Much has been written about the Taliban’s links to Al Qaeda since 2001, but there is little consensus. Based on more than 100 interviews with insurgent commanders and others, this report examines the Taliban’s strategic calculus for maintaining their links to Al Qaeda.
Interviews with Taliban fighters and commanders suggest that a mix of interests sustains Taliban–Al Qaeda links, including material reciprocity, camaraderie and legitimacy concerns.
Many of these links are individual rather than institutional, and the nature of these relationships varies across the movement.
The Taliban leadership has been unwilling to confront or overtly act against Al Qaeda or other groups. Seeing Al Qaeda as a severely diminished force, the Taliban are confident that they can keep it in check.
Now that the Taliban have taken power in Afghanistan, a rethink of the international community’s approach on this issue is urgently required. Understanding the group’s interests, constraints and pressure points is essential.

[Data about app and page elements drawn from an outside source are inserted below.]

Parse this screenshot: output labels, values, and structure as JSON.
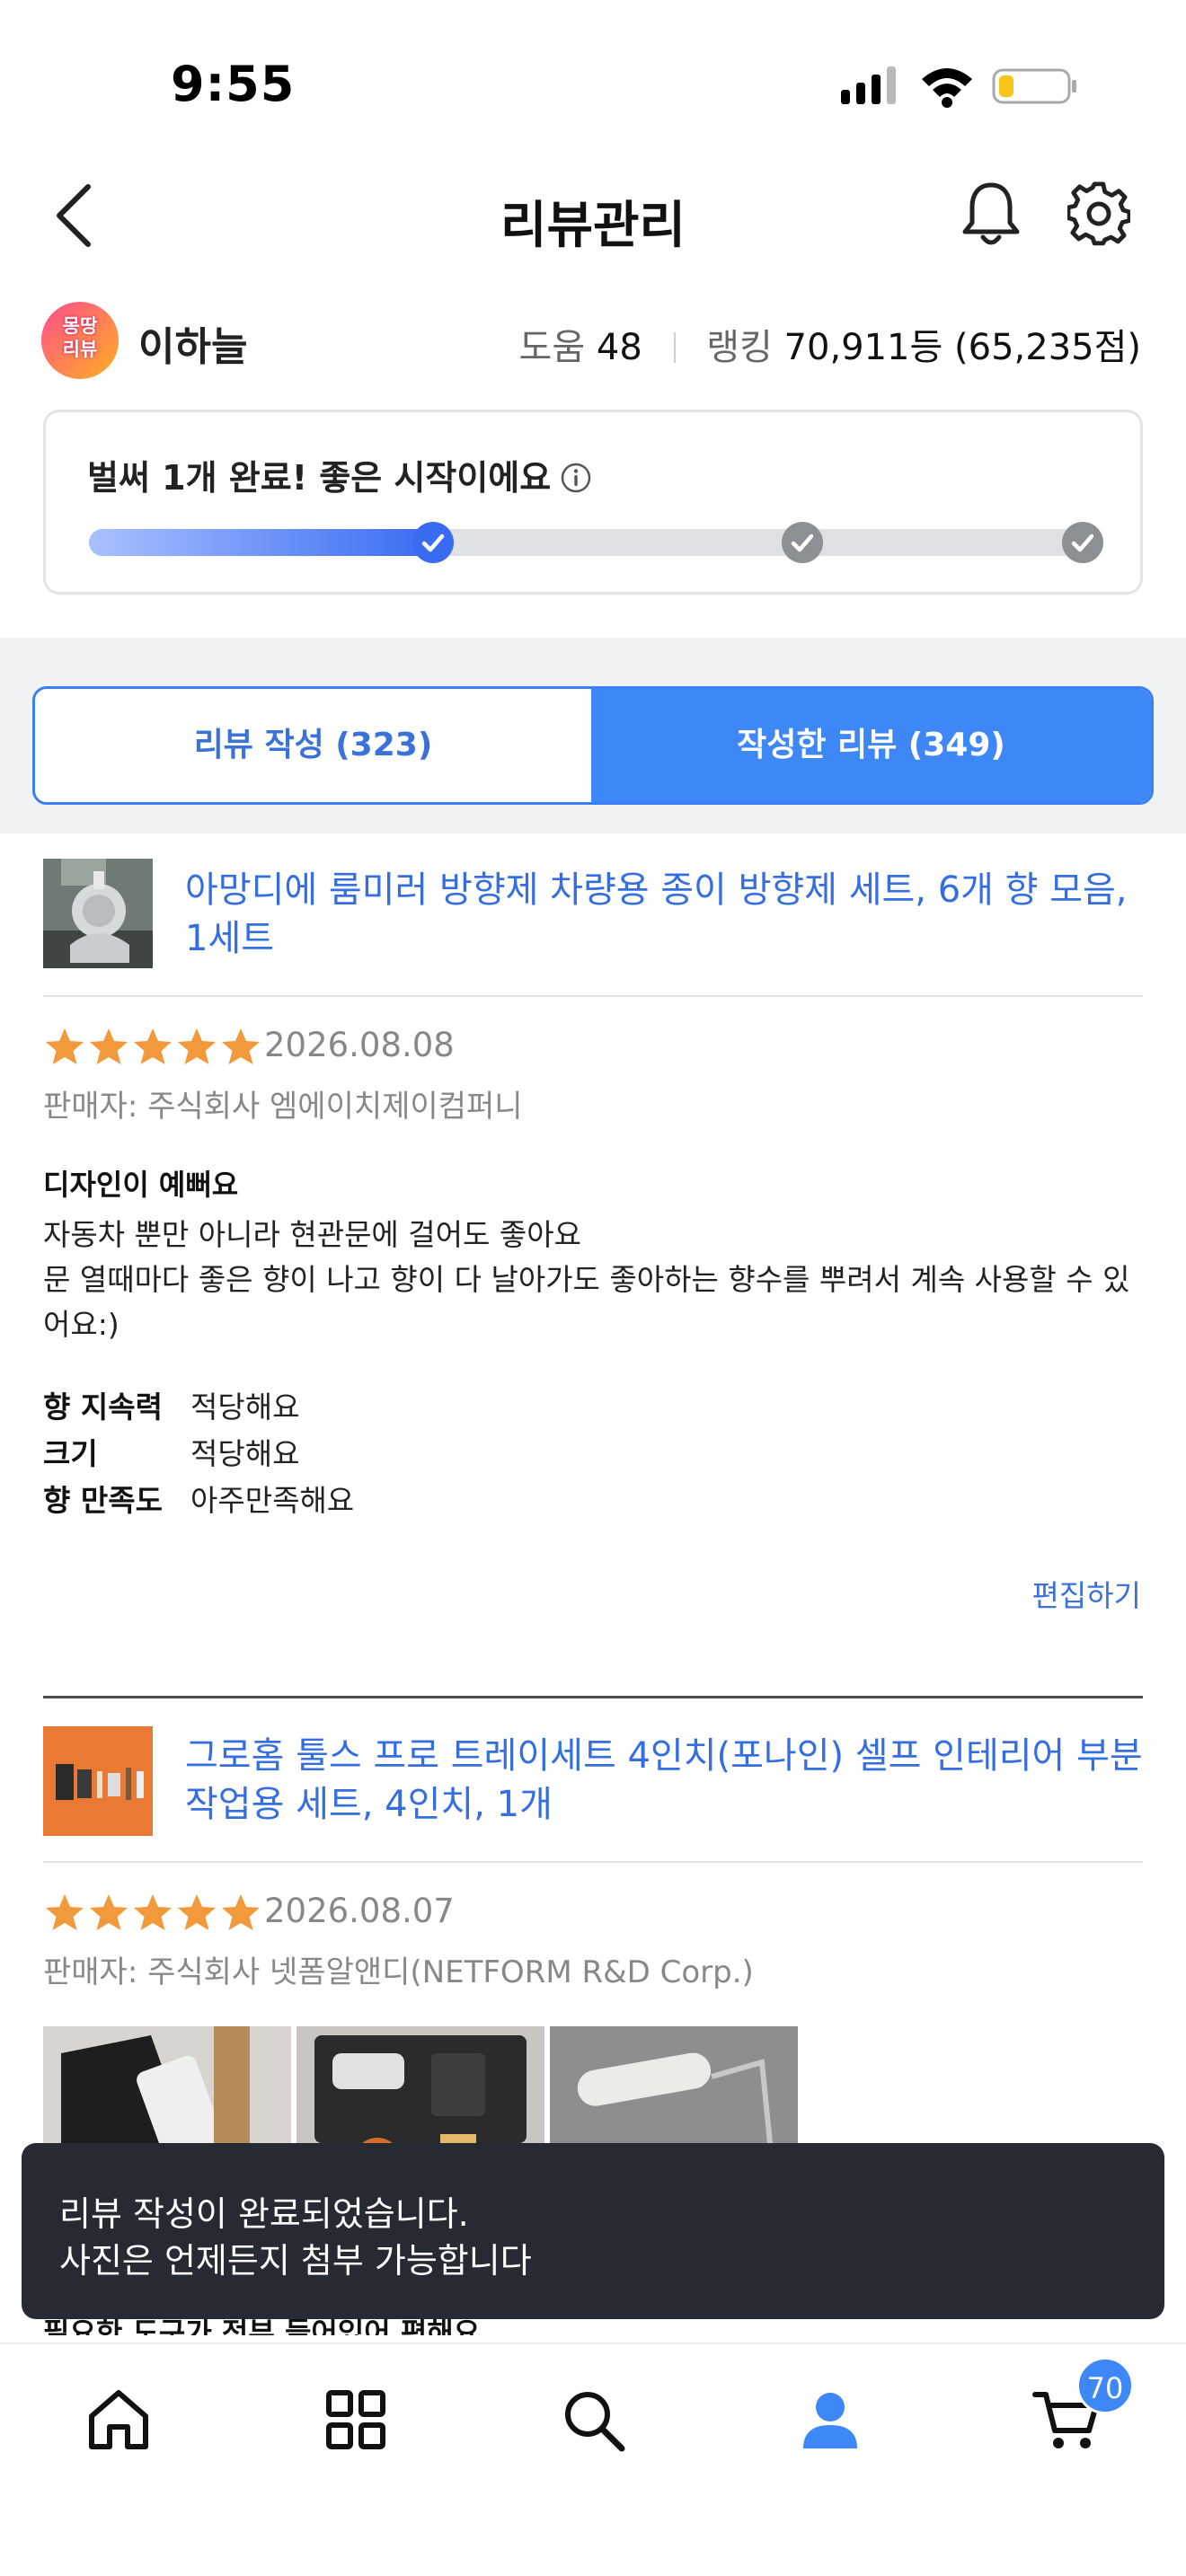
{
  "status_bar": {
    "time": "9:55"
  },
  "header": {
    "title": "리뷰관리"
  },
  "profile": {
    "name": "이하늘",
    "avatar_text": "몽땅\n리뷰",
    "help_label": "도움",
    "help_count": "48",
    "ranking_label": "랭킹",
    "ranking_value": "70,911등 (65,235점)"
  },
  "progress": {
    "message": "벌써 1개 완료! 좋은 시작이에요",
    "completed_steps": 1,
    "total_steps": 3,
    "fill_fraction": 0.34,
    "colors": {
      "active": "#3a6cf2",
      "inactive": "#8c8f94"
    }
  },
  "tabs": [
    {
      "label": "리뷰 작성 (323)",
      "selected": false
    },
    {
      "label": "작성한 리뷰 (349)",
      "selected": true
    }
  ],
  "reviews": [
    {
      "product_title": "아망디에 룸미러 방향제 차량용 종이 방향제 세트, 6개 향 모음, 1세트",
      "rating": 5,
      "date": "2026.08.08",
      "seller": "판매자: 주식회사 엠에이치제이컴퍼니",
      "headline": "디자인이 예뻐요",
      "body_line1": "자동차 뿐만 아니라 현관문에 걸어도 좋아요",
      "body_line2": "문 열때마다 좋은 향이 나고 향이 다 날아가도 좋아하는 향수를 뿌려서 계속 사용할 수 있어요:)",
      "attributes": [
        {
          "key": "향 지속력",
          "value": "적당해요"
        },
        {
          "key": "크기",
          "value": "적당해요"
        },
        {
          "key": "향 만족도",
          "value": "아주만족해요"
        }
      ],
      "edit_label": "편집하기"
    },
    {
      "product_title": "그로홈 툴스 프로 트레이세트 4인치(포나인) 셀프 인테리어 부분 작업용 세트, 4인치, 1개",
      "rating": 5,
      "date": "2026.08.07",
      "seller": "판매자: 주식회사 넷폼알앤디(NETFORM R&D Corp.)",
      "peek_text": "필요한 도구가 전부 들어있어 편해요"
    }
  ],
  "toast": {
    "line1": "리뷰 작성이 완료되었습니다.",
    "line2": "사진은 언제든지 첨부 가능합니다"
  },
  "bottom_nav": {
    "items": [
      "home-icon",
      "category-grid-icon",
      "search-icon",
      "user-icon",
      "cart-icon"
    ],
    "active": "user-icon",
    "cart_count": "70",
    "colors": {
      "active": "#3d87f7",
      "inactive": "#111111"
    }
  }
}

This working paper is an output of the Centre for the Study of Armed Groups at ODI. The Centre provides rigorous analysis, tailored solutions and a safe space in which to discuss the challenges of understanding and engaging with armed groups.